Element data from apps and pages
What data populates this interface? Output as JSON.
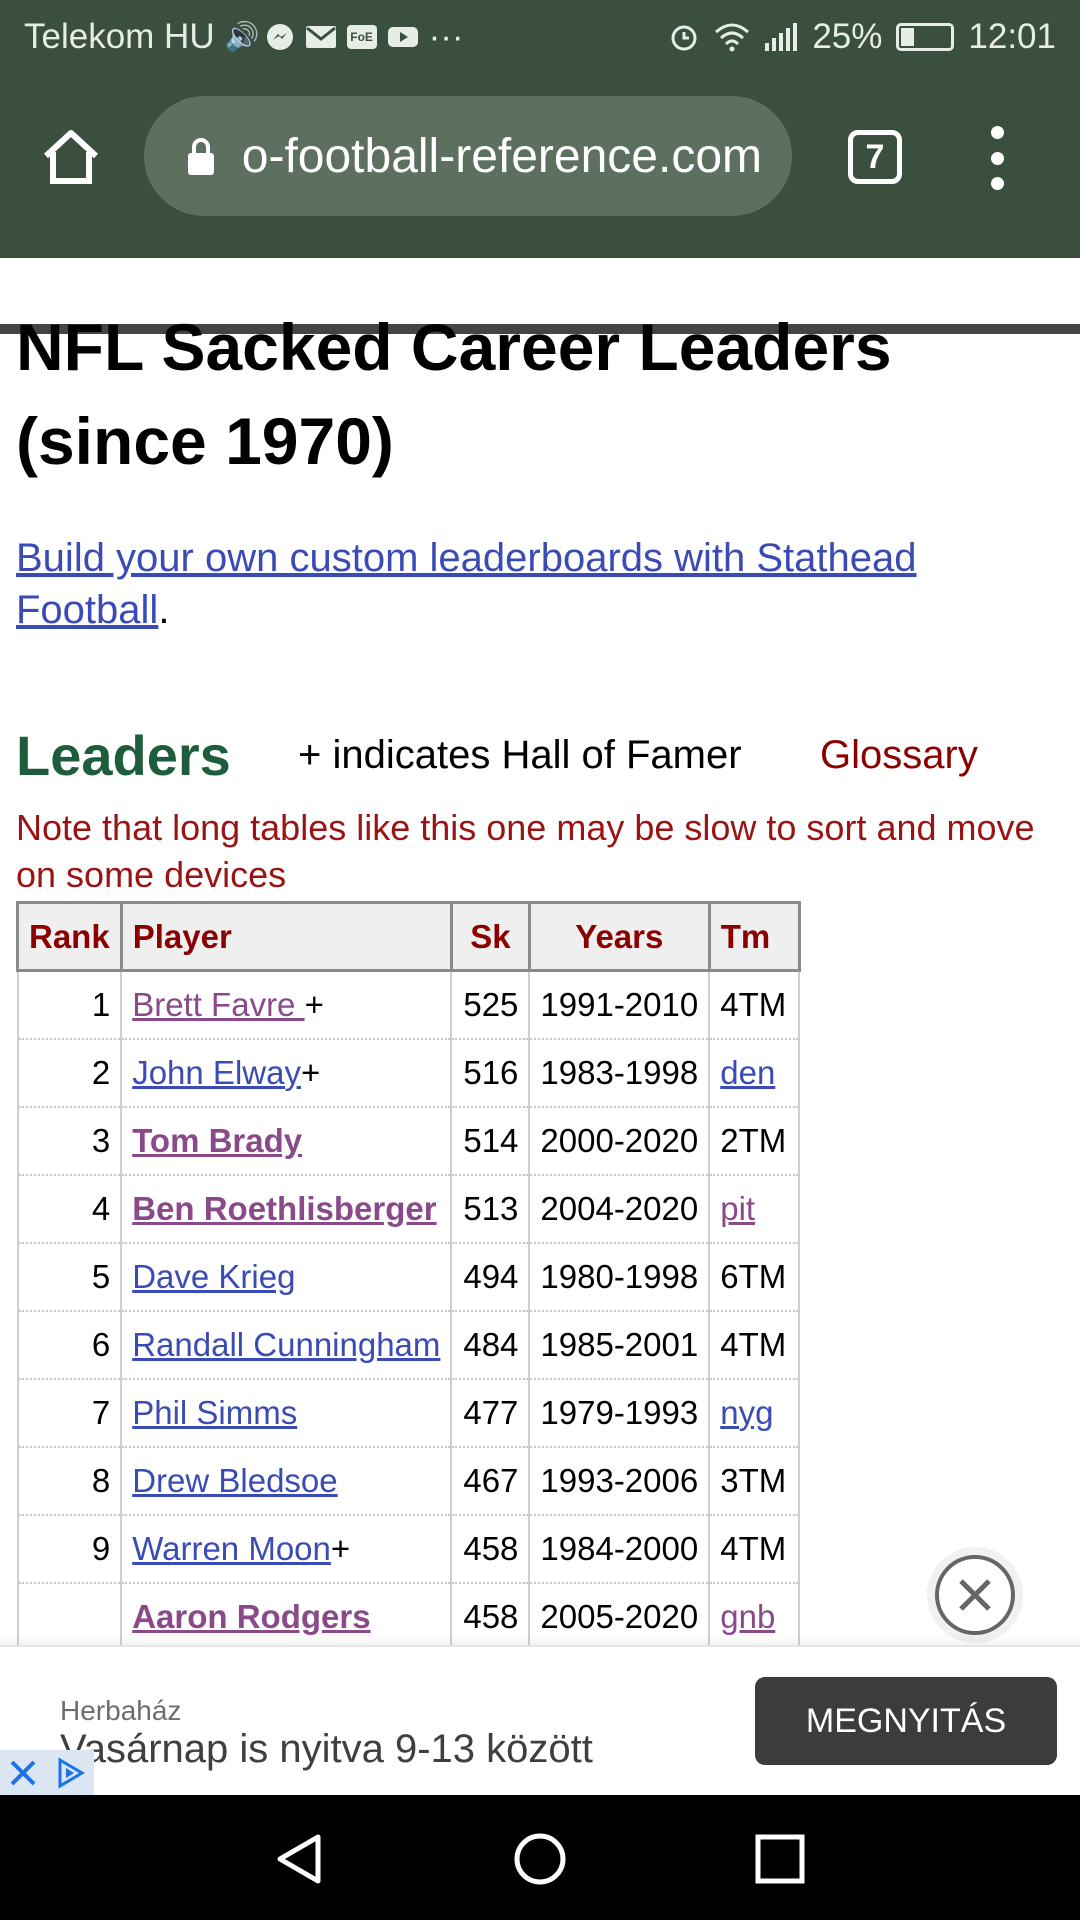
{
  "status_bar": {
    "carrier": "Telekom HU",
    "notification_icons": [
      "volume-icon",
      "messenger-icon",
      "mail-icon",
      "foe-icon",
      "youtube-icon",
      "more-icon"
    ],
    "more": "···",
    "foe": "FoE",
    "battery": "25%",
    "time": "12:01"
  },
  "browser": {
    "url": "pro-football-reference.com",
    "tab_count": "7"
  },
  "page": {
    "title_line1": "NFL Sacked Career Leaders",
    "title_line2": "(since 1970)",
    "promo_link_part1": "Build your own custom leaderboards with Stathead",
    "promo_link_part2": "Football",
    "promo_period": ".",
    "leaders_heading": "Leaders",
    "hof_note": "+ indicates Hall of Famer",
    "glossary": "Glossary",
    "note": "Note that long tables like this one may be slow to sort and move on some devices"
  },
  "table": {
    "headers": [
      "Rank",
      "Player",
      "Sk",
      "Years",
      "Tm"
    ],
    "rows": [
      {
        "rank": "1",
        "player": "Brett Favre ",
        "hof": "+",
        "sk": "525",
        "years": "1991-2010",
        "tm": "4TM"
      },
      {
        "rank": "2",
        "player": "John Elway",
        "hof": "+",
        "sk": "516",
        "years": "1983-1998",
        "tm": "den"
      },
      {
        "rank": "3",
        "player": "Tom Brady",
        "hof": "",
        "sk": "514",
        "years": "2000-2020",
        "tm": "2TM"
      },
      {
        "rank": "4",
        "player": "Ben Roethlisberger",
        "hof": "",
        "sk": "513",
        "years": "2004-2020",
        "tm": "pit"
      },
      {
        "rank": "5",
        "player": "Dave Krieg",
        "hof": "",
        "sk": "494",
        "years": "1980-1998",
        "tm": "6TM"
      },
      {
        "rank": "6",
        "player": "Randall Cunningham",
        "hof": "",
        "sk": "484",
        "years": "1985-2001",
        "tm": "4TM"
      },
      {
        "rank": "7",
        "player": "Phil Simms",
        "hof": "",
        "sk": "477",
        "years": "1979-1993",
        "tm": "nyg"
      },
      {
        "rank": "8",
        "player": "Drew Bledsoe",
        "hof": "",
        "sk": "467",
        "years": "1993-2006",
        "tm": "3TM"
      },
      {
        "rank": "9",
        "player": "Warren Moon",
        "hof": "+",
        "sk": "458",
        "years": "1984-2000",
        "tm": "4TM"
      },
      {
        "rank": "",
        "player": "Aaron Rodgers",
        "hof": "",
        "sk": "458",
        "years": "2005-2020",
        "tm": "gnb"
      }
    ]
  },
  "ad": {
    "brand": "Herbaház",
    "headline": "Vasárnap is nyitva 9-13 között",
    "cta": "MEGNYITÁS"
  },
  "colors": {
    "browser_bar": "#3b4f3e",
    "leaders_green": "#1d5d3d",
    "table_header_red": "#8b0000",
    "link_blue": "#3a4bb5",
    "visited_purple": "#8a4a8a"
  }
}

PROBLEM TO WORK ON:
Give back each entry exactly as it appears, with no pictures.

ANSWER:
What data populates this interface? Output as JSON.
{
  "status_bar": {
    "carrier": "Telekom HU",
    "notification_icons": [
      "volume-icon",
      "messenger-icon",
      "mail-icon",
      "foe-icon",
      "youtube-icon",
      "more-icon"
    ],
    "more": "···",
    "foe": "FoE",
    "battery": "25%",
    "time": "12:01"
  },
  "browser": {
    "url": "pro-football-reference.com",
    "tab_count": "7"
  },
  "page": {
    "title_line1": "NFL Sacked Career Leaders",
    "title_line2": "(since 1970)",
    "promo_link_part1": "Build your own custom leaderboards with Stathead",
    "promo_link_part2": "Football",
    "promo_period": ".",
    "leaders_heading": "Leaders",
    "hof_note": "+ indicates Hall of Famer",
    "glossary": "Glossary",
    "note": "Note that long tables like this one may be slow to sort and move on some devices"
  },
  "table": {
    "headers": [
      "Rank",
      "Player",
      "Sk",
      "Years",
      "Tm"
    ],
    "rows": [
      {
        "rank": "1",
        "player": "Brett Favre ",
        "hof": "+",
        "sk": "525",
        "years": "1991-2010",
        "tm": "4TM"
      },
      {
        "rank": "2",
        "player": "John Elway",
        "hof": "+",
        "sk": "516",
        "years": "1983-1998",
        "tm": "den"
      },
      {
        "rank": "3",
        "player": "Tom Brady",
        "hof": "",
        "sk": "514",
        "years": "2000-2020",
        "tm": "2TM"
      },
      {
        "rank": "4",
        "player": "Ben Roethlisberger",
        "hof": "",
        "sk": "513",
        "years": "2004-2020",
        "tm": "pit"
      },
      {
        "rank": "5",
        "player": "Dave Krieg",
        "hof": "",
        "sk": "494",
        "years": "1980-1998",
        "tm": "6TM"
      },
      {
        "rank": "6",
        "player": "Randall Cunningham",
        "hof": "",
        "sk": "484",
        "years": "1985-2001",
        "tm": "4TM"
      },
      {
        "rank": "7",
        "player": "Phil Simms",
        "hof": "",
        "sk": "477",
        "years": "1979-1993",
        "tm": "nyg"
      },
      {
        "rank": "8",
        "player": "Drew Bledsoe",
        "hof": "",
        "sk": "467",
        "years": "1993-2006",
        "tm": "3TM"
      },
      {
        "rank": "9",
        "player": "Warren Moon",
        "hof": "+",
        "sk": "458",
        "years": "1984-2000",
        "tm": "4TM"
      },
      {
        "rank": "",
        "player": "Aaron Rodgers",
        "hof": "",
        "sk": "458",
        "years": "2005-2020",
        "tm": "gnb"
      }
    ]
  },
  "ad": {
    "brand": "Herbaház",
    "headline": "Vasárnap is nyitva 9-13 között",
    "cta": "MEGNYITÁS"
  },
  "colors": {
    "browser_bar": "#3b4f3e",
    "leaders_green": "#1d5d3d",
    "table_header_red": "#8b0000",
    "link_blue": "#3a4bb5",
    "visited_purple": "#8a4a8a"
  }
}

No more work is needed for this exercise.